Segment Start: Data for this task
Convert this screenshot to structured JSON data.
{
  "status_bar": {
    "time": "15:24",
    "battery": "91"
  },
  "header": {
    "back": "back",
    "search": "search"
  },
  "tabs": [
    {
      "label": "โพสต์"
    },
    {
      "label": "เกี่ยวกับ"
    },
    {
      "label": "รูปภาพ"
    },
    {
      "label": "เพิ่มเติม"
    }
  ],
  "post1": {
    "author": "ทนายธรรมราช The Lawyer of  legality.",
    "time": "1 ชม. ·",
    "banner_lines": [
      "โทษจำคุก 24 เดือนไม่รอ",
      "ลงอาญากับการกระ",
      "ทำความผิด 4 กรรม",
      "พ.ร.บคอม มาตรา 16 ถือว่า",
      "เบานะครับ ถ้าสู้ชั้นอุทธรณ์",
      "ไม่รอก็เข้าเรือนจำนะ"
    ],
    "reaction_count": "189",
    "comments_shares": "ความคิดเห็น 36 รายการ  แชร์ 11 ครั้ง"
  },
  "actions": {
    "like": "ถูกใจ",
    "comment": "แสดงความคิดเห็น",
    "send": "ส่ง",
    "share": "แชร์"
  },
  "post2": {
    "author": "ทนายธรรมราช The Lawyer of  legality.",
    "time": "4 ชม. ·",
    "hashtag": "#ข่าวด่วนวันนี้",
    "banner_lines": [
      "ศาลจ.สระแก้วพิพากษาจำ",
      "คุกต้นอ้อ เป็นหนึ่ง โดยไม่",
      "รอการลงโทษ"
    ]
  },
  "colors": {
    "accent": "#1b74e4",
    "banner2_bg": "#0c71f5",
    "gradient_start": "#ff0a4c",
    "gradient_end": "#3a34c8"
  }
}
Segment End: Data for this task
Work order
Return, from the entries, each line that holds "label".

Response
      "label": "โพสต์"
      "label": "เกี่ยวกับ"
      "label": "รูปภาพ"
      "label": "เพิ่มเติม"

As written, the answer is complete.